In recent years we’ve seen car manufacturers develop incredible technologies to help motorists protect their cars.
Automotive technology has been developed to detect hazards like potholes and broken manhole covers to protect wheels, tyres and suspension components from expensive damage.
But this is only just the beginning. Soon cars will be “talking” to one another. Jaguar Land Rover is already working on connected car technology to enable vehicles to automatically warn other motorists in the same area of impending road condition hazards.
At the moment, the most accurate data is gained when the vehicle actually drives over hazards such as potholes, but in the near future these systems will be developed to be able to “see” the road ahead and warn drivers of road surface hazards before the car gets to them. This will enable the driver to slow down or take safe evasive action, avoiding any sudden vehicle movements or emergency braking, which can lead to accidents. The successful development of this technology will be a major step in the journey towards the much-discussed driverless, or autonomous, cars of the future.
Technology a fundamental change to the way vehicles are driven
Technical Editor of The Automotive Technician, workshop owner and long-time Capricorn member Jeff Smit said this technology represented “a fundamental change” in the way vehicles are driven.
“From a layman’s point of view, you don't drive the car anymore – the computers drive the car,” he said. “You are just telling the computers what you’d like to do. The computers will then determine whether it’s safe to do it.
“So you can put your foot flat to the floor. If your wheels start spinning, the traction control computer will go, ‘no, I don’t care that you want to go flat to the floor, I’m going to take off slowly’.

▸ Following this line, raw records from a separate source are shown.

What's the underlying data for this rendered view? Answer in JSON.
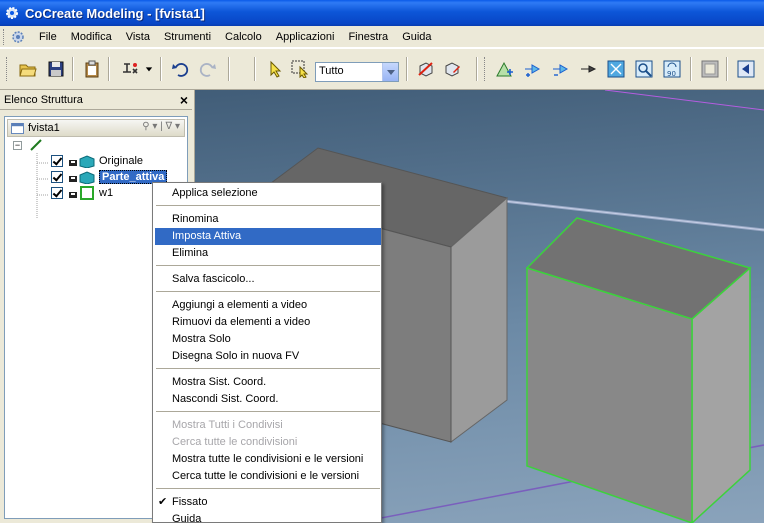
{
  "window": {
    "title": "CoCreate Modeling - [fvista1]"
  },
  "menu": {
    "items": [
      {
        "label": "File"
      },
      {
        "label": "Modifica"
      },
      {
        "label": "Vista"
      },
      {
        "label": "Strumenti"
      },
      {
        "label": "Calcolo"
      },
      {
        "label": "Applicazioni"
      },
      {
        "label": "Finestra"
      },
      {
        "label": "Guida"
      }
    ]
  },
  "toolbar": {
    "filter_value": "Tutto",
    "icons": [
      "open-folder-icon",
      "save-icon",
      "clipboard-icon",
      "structure-tool-icon",
      "undo-icon",
      "redo-icon",
      "select-arrow-icon",
      "select-box-icon",
      "cut-part-icon",
      "edit-part-icon",
      "view-tree-icon",
      "zoom-in-icon",
      "zoom-out-icon",
      "fit-icon",
      "zoom-window-icon",
      "rotate-90-icon",
      "frame-icon",
      "previous-icon"
    ]
  },
  "panel": {
    "title": "Elenco Struttura",
    "root": "fvista1",
    "items": [
      {
        "label": "Originale",
        "checked": true
      },
      {
        "label": "Parte_attiva",
        "checked": true,
        "selected": true
      },
      {
        "label": "w1",
        "checked": true
      }
    ]
  },
  "context_menu": {
    "items": [
      {
        "label": "Applica selezione"
      },
      {
        "label": "Rinomina"
      },
      {
        "label": "Imposta Attiva",
        "highlighted": true
      },
      {
        "label": "Elimina"
      },
      {
        "label": "Salva fascicolo..."
      },
      {
        "label": "Aggiungi a elementi a video"
      },
      {
        "label": "Rimuovi da elementi a video"
      },
      {
        "label": "Mostra Solo"
      },
      {
        "label": "Disegna Solo in nuova FV"
      },
      {
        "label": "Mostra Sist. Coord."
      },
      {
        "label": "Nascondi Sist. Coord."
      },
      {
        "label": "Mostra Tutti i Condivisi",
        "disabled": true
      },
      {
        "label": "Cerca tutte le condivisioni",
        "disabled": true
      },
      {
        "label": "Mostra tutte le condivisioni e le versioni"
      },
      {
        "label": "Cerca tutte le condivisioni e le versioni"
      },
      {
        "label": "Fissato",
        "checked": true
      },
      {
        "label": "Guida"
      }
    ]
  },
  "colors": {
    "titlebar": "#0a5ae8",
    "highlight": "#316ac5",
    "active_edge": "#3cd23c",
    "part_face": "#808080"
  }
}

“Or you might forget to brake and there’s a car in front of you; your car will brake for you because it can see that there’s a car there. Just because you haven’t got your foot on the brake doesn’t mean they’re not going to brake.”
Road safety is key but what does this tech mean for your workshop?
That computer-driven vehicles will be able to talk to each other in the not-too-distant future could actually do a lot for road safety. It’s a technological advance on receiving alerts about road traffic issues via radio broadcasts and satellite navigation systems. With any luck, it might also lead to authorities responding more efficiently to urgent road maintenance issues, like dangerous potholes.
While all this technology sounds great, isn’t it inevitable it will lead to fewer common suspension, wheel and tyre repairs? Jeff has a final warning for workshop owners and managers.
“All of this technology, especially all these computers that are in the car now, really changes the job of a mechanic,” he said. “And it changes the kinds of roles you need in a workshop.
“Looking five years ahead, anyone in the aftermarket will have to be fairly confident with the electronic side of the car. And you will have to be equipped for it. You will have to be confident and have the technical ability, as well as the equipment, and know about programming and updating software.”
The tech is coming. It’s up to us to be ready for it.
What kind of damage to cars caused by deteriorated road conditions have you seen?